Iran’s foreign minister has offered a prisoner exchange of Nazanin Zaghari-Ratcliffe and an Iranian woman held in Australia on “phony charges”.
Mohammed Javad Zarif, speaking at an event held by the Asia Society in New York on Wednesday, said the proposal was made to the US six months ago but he was now making it public.
Mrs Zaghari-Ratcliffe, 40, a British-Iranian who has been held in prison in Tehran on spying charges since 2016, was last month granted diplomatic protection by the UK government in an attempt to secure her release, with little effect.
“We have an Iranian lady in Australia who gave birth in prison after she was arrested on an extradition request from the United States because she was responsible as a translator in the purchase of transmission equipment for (an) Iranian broadcasting company,” Mr Zarif said.
While he did not name the woman, it is believed he was referring to Negar Ghodskani, who has been detained in Australia since 2017 on a charge of “conspiracy to export US-origin technology to Iran without the required licenses.”
“She’s been lingering in an Australian jail for two years. We hear about Nazanin and her child. I feel sorry for them and I’ve done my best to help, but nobody talks about this lady in Australia whose child is growing up apart from its mother.”
Mr Zarif said he “had the authority” to negotiate such a deal, adding that it should also include other Iranian nationals held on sanctions violation charges in the US: “I put this offer on the table publicly now. Exchange them.
“We believe that their charges are phony. The United States believes charges against those in prison in Iran are phony.”
He claimed he has not received an answer from the US administration after floating the idea six months ago.
The comments mark the first public suggestion from the Iranian government that it would be willing to use Mrs Zaghari-Ratcliffe, who was working at the Thomson Reuters Foundation at the time of her arrest, as diplomatic leverage.
The issue of the mother-of-one’s citizenship has created an impasse between the two countries as Iran does not recognise dual nationality.

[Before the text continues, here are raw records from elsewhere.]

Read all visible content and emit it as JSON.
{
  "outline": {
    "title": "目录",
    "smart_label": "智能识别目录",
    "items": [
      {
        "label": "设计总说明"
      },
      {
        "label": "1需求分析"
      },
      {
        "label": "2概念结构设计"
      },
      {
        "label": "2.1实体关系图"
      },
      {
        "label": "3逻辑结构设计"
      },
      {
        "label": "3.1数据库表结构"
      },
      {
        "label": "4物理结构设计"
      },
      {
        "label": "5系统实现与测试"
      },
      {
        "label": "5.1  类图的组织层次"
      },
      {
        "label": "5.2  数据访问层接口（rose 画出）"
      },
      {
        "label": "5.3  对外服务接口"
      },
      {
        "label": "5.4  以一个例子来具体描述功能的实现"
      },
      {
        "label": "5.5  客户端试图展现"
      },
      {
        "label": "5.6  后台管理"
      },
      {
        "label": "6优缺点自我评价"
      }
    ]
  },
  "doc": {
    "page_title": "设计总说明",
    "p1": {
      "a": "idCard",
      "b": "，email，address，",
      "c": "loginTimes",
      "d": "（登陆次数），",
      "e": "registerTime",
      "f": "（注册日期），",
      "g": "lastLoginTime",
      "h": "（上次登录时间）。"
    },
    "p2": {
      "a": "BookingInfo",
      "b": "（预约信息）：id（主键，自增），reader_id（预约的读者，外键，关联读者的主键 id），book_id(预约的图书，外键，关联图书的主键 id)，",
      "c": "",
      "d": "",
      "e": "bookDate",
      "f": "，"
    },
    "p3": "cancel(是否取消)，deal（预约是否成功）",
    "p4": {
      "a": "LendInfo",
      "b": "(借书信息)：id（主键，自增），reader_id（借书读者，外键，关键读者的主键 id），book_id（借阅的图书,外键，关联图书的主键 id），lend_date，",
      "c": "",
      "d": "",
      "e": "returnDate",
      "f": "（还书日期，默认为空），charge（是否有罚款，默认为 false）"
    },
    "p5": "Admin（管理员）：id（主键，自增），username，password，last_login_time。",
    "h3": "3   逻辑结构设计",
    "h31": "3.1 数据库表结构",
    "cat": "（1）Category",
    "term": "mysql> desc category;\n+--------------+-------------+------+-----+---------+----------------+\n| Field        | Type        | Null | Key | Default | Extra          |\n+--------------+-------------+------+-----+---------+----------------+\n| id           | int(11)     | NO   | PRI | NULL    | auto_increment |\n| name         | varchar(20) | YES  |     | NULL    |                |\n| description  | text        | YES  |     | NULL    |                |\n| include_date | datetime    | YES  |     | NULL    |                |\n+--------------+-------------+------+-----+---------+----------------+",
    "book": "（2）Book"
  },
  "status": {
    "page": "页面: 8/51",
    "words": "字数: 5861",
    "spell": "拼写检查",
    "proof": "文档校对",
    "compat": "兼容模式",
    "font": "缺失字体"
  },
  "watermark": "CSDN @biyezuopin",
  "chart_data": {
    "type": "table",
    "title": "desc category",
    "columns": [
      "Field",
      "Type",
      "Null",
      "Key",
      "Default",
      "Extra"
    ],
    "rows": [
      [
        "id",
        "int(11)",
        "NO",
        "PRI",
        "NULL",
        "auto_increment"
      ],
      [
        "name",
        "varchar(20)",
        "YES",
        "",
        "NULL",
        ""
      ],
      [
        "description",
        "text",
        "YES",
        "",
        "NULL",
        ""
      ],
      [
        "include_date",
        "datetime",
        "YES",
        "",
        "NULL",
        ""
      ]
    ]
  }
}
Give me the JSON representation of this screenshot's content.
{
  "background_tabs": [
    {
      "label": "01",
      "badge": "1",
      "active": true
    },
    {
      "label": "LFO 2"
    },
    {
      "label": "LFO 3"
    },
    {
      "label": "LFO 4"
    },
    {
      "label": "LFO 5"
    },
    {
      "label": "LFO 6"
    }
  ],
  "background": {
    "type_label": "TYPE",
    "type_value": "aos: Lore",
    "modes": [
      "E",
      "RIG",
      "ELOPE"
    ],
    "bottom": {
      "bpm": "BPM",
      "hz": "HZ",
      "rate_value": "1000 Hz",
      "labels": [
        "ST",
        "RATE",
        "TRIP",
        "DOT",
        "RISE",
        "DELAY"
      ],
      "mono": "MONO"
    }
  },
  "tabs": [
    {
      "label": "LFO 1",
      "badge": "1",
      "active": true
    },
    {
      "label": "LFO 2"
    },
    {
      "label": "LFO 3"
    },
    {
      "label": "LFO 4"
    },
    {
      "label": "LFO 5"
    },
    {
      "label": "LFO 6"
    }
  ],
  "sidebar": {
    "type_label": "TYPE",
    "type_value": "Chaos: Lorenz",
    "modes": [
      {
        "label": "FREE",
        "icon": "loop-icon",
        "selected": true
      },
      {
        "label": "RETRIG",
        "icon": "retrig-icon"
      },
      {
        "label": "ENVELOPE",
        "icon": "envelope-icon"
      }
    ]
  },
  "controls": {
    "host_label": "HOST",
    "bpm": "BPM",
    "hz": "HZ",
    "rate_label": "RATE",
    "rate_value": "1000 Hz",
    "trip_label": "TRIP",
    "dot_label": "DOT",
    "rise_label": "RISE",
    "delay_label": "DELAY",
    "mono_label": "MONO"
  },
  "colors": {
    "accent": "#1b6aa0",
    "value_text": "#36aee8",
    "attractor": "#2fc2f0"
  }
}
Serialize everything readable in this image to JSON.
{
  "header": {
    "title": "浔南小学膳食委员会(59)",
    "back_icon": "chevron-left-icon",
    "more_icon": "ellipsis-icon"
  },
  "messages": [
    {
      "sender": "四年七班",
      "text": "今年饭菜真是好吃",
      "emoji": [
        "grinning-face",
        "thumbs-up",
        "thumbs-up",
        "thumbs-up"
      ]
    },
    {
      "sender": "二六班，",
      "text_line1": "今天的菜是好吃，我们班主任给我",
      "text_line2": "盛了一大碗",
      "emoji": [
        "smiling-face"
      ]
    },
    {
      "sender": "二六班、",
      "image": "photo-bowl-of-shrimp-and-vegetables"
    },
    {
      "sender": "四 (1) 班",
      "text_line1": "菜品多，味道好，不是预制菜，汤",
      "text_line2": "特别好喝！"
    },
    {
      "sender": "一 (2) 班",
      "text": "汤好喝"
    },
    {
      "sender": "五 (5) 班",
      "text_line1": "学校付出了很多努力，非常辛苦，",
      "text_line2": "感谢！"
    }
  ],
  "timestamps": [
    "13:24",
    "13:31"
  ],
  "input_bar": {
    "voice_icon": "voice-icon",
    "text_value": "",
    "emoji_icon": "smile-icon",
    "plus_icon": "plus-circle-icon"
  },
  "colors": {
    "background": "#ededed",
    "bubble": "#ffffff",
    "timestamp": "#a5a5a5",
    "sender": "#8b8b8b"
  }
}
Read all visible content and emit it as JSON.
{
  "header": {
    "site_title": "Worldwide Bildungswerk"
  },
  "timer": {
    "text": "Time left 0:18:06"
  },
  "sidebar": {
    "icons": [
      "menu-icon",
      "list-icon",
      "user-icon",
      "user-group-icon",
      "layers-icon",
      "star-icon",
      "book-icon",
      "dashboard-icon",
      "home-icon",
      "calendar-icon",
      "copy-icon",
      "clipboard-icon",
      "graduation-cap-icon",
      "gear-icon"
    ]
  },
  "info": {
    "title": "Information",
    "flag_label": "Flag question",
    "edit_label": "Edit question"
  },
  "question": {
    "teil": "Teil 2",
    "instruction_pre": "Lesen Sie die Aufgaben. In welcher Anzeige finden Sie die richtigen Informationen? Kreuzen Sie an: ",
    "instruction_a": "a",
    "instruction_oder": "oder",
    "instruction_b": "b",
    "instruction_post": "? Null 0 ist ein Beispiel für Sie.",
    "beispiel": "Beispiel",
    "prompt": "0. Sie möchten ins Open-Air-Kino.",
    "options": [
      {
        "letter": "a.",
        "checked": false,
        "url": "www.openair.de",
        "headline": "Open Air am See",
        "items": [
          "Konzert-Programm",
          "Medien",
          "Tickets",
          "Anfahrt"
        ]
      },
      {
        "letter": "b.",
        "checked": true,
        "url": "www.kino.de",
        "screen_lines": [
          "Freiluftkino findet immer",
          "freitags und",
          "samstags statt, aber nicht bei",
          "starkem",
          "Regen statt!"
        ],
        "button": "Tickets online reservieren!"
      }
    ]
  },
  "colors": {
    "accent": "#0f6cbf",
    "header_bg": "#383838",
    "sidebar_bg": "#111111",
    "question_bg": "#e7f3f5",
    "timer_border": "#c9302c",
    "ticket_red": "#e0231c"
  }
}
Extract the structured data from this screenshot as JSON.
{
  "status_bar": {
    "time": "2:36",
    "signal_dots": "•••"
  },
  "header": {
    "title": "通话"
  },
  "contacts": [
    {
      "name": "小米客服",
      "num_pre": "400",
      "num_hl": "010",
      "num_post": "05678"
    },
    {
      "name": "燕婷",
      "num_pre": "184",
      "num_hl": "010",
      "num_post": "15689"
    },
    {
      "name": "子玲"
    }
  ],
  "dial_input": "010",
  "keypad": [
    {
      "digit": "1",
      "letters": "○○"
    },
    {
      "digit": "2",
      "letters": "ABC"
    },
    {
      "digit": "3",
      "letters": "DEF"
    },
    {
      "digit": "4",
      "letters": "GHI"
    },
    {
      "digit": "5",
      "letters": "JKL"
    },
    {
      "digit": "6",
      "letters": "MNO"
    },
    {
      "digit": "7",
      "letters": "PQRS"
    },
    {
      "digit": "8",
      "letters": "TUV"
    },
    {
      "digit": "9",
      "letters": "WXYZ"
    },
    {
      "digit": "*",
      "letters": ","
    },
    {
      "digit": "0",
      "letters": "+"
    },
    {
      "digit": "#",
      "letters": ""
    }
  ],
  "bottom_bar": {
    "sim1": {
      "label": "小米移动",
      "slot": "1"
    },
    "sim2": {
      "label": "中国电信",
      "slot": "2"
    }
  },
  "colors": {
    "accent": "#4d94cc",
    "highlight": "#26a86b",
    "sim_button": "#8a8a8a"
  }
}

Mrs Zaghari-Ratcliffe, from Hampstead, north London, has complained of being denied access to medical care at Evin prison, going on a hunger strike earlier this year in protest.
Her husband, Richard, said he was surprised by Mr Zarif's offer and that the UK government gave her protection precisely to protect her from being used as leverage.
Mr Zarif, seen as a moderate inside the conservative Islamic Republic, also discussed Washington’s announcement on Monday that it would sanction all countries that buy Iranian oil, in a move meant to squeeze Iran's main source of revenue.
Oil prices have hit their highest level since November, with the decision further tightening global supply.
“(President Donald) Trump thinks he can bring us to our knees, but he is mistaken,” Mr Zarif warned.
"We believe that Iran will continue to sell its oil. We will continue to find buyers for our oil and we will continue to use the Strait of Hormuz as a safe transit passage for the sale of our oil," he told the event in New York.
"If the United States takes the crazy measure of trying to prevent us from doing that then it should be prepared for the consequences."
He ended by saying that "it's not a crisis yet, but it's a dangerous situation.
"Accidents, plotted accidents are possible."